**Interface dataset entries:**
"""
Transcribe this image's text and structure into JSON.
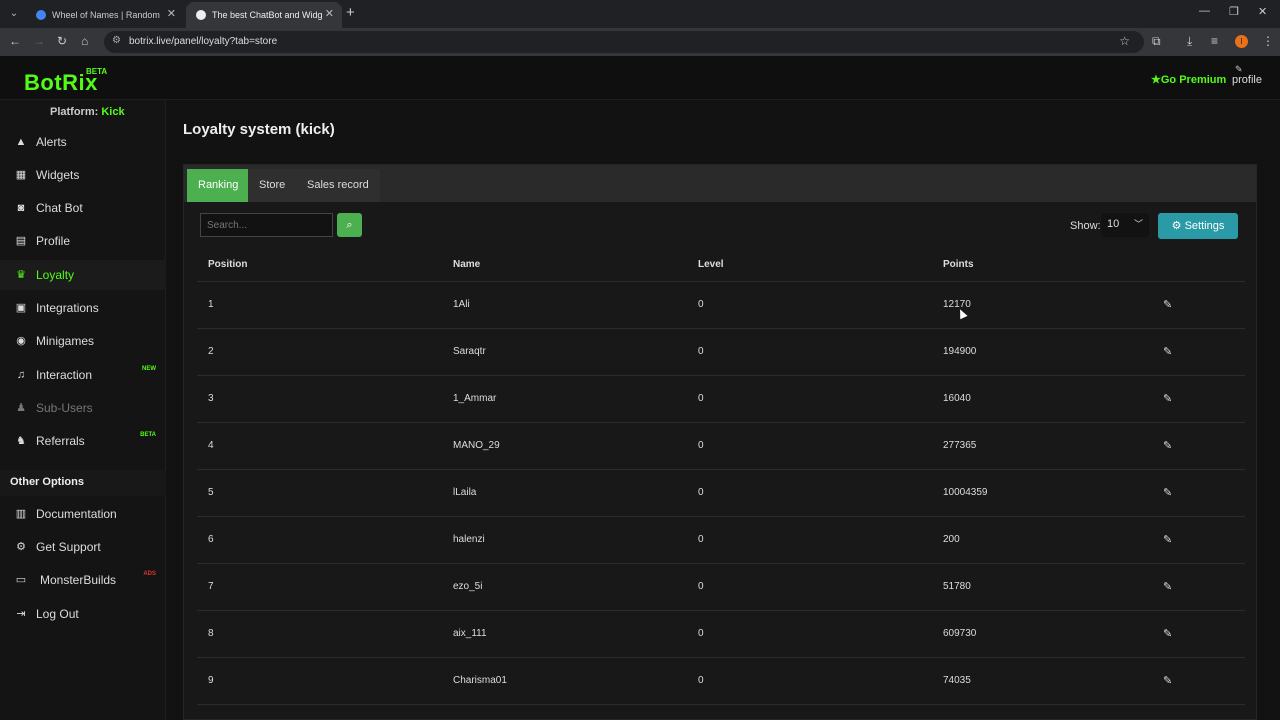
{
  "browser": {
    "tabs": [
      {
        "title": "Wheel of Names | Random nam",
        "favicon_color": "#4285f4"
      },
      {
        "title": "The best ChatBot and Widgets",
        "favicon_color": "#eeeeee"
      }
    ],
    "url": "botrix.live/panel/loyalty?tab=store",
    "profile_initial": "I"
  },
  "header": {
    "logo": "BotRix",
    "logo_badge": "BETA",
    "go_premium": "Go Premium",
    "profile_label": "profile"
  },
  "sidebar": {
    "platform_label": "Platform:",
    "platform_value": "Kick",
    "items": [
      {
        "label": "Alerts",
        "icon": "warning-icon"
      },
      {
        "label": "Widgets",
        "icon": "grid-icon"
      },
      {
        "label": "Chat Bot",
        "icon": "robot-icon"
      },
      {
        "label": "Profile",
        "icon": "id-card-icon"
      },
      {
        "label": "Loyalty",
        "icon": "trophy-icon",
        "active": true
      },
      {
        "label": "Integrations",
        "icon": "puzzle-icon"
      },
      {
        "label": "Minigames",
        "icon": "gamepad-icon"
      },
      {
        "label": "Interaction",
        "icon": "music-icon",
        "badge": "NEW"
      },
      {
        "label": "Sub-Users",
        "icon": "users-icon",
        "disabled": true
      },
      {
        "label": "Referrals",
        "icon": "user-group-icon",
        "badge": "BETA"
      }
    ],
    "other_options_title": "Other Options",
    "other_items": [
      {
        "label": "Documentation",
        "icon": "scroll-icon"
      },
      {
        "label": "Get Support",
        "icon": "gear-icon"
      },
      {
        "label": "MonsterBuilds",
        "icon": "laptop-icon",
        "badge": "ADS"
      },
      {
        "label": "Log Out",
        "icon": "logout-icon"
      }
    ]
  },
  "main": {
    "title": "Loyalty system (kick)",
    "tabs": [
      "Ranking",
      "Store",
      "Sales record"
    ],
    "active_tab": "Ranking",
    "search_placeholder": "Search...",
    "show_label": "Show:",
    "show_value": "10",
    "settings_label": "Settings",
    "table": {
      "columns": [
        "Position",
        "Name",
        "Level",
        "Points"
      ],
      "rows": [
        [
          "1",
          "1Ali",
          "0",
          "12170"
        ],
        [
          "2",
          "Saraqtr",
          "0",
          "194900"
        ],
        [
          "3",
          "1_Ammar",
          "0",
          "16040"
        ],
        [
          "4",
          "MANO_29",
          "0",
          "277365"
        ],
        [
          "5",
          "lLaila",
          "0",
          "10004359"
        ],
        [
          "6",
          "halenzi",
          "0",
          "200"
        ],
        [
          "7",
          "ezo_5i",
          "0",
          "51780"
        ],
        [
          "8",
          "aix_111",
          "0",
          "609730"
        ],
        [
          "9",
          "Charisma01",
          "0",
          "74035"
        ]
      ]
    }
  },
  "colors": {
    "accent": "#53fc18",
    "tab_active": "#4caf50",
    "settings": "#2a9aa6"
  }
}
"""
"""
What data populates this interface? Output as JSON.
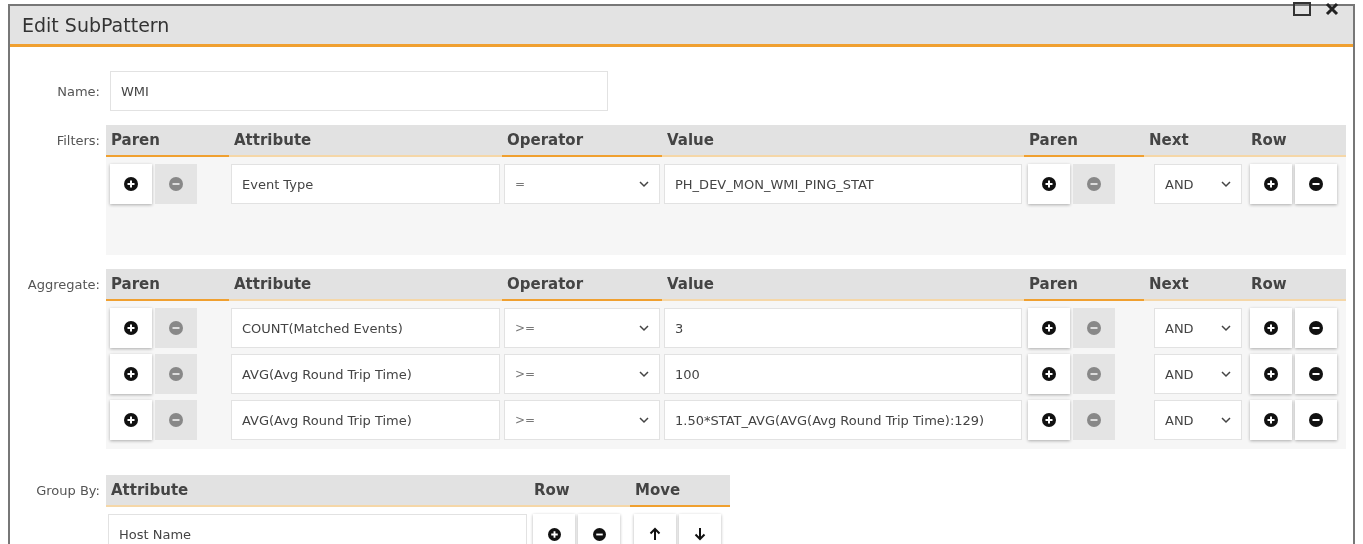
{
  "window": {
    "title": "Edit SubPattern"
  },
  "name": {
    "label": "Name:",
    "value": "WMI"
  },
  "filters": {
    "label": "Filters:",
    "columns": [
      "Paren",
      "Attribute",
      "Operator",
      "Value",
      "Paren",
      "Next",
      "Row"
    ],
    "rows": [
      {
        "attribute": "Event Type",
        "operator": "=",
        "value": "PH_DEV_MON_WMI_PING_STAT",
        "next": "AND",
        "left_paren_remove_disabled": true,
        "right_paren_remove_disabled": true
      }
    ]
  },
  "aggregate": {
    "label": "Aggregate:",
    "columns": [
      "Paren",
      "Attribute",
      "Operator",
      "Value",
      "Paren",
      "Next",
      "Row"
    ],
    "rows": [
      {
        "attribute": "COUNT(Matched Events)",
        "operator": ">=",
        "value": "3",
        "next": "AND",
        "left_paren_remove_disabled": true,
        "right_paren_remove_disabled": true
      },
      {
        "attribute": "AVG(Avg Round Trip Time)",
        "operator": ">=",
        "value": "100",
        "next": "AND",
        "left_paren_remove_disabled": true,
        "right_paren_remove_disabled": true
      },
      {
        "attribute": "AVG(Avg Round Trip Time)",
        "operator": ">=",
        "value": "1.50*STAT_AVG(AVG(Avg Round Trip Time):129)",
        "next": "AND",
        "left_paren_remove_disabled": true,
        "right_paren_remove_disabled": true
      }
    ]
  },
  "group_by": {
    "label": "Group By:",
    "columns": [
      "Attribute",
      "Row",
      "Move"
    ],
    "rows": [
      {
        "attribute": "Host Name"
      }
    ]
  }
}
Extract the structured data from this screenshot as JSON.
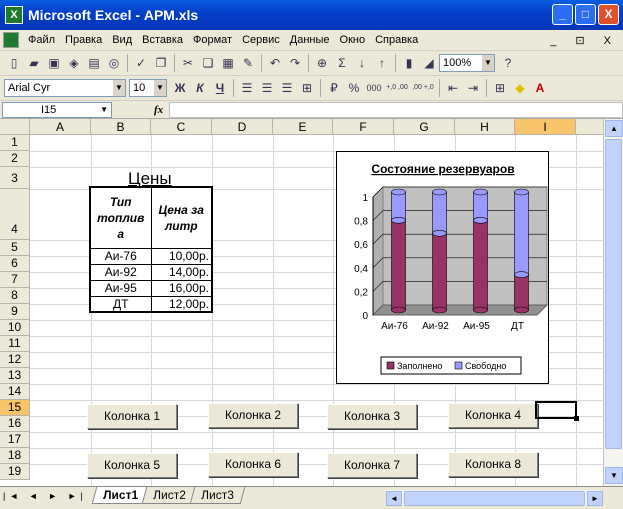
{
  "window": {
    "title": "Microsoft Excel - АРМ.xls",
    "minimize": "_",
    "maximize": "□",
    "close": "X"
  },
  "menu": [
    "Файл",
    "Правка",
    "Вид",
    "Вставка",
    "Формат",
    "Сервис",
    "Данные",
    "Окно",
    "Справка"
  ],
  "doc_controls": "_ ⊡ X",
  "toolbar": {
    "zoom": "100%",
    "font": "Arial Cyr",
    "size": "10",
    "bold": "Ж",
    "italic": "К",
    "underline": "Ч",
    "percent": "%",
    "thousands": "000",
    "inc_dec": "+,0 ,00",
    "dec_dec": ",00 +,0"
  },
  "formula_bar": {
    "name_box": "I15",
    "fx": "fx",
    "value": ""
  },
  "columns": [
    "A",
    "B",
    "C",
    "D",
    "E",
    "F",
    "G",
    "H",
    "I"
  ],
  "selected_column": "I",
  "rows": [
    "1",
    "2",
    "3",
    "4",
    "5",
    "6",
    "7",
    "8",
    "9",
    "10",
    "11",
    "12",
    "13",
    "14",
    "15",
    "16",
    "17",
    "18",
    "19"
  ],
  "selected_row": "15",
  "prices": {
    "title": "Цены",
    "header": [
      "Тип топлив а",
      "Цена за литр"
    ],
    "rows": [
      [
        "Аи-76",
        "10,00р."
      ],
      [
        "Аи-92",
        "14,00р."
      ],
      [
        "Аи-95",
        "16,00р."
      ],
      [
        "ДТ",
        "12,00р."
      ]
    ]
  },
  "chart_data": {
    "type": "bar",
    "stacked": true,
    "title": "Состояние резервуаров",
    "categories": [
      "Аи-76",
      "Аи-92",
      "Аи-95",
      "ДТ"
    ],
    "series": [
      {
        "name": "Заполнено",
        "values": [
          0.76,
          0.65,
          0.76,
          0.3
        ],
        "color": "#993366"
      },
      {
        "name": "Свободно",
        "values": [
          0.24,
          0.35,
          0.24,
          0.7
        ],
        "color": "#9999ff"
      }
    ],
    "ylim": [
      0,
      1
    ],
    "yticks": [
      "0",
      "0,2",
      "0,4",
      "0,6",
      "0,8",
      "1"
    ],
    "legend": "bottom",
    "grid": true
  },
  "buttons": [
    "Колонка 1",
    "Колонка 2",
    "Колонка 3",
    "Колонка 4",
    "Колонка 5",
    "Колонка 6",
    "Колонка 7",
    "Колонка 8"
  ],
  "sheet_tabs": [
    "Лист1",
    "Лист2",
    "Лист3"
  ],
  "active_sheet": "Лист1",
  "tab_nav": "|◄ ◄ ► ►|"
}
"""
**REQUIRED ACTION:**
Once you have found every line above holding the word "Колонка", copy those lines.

**TASK SOLUTION:**
    "Колонка 1",
    "Колонка 2",
    "Колонка 3",
    "Колонка 4",
    "Колонка 5",
    "Колонка 6",
    "Колонка 7",
    "Колонка 8"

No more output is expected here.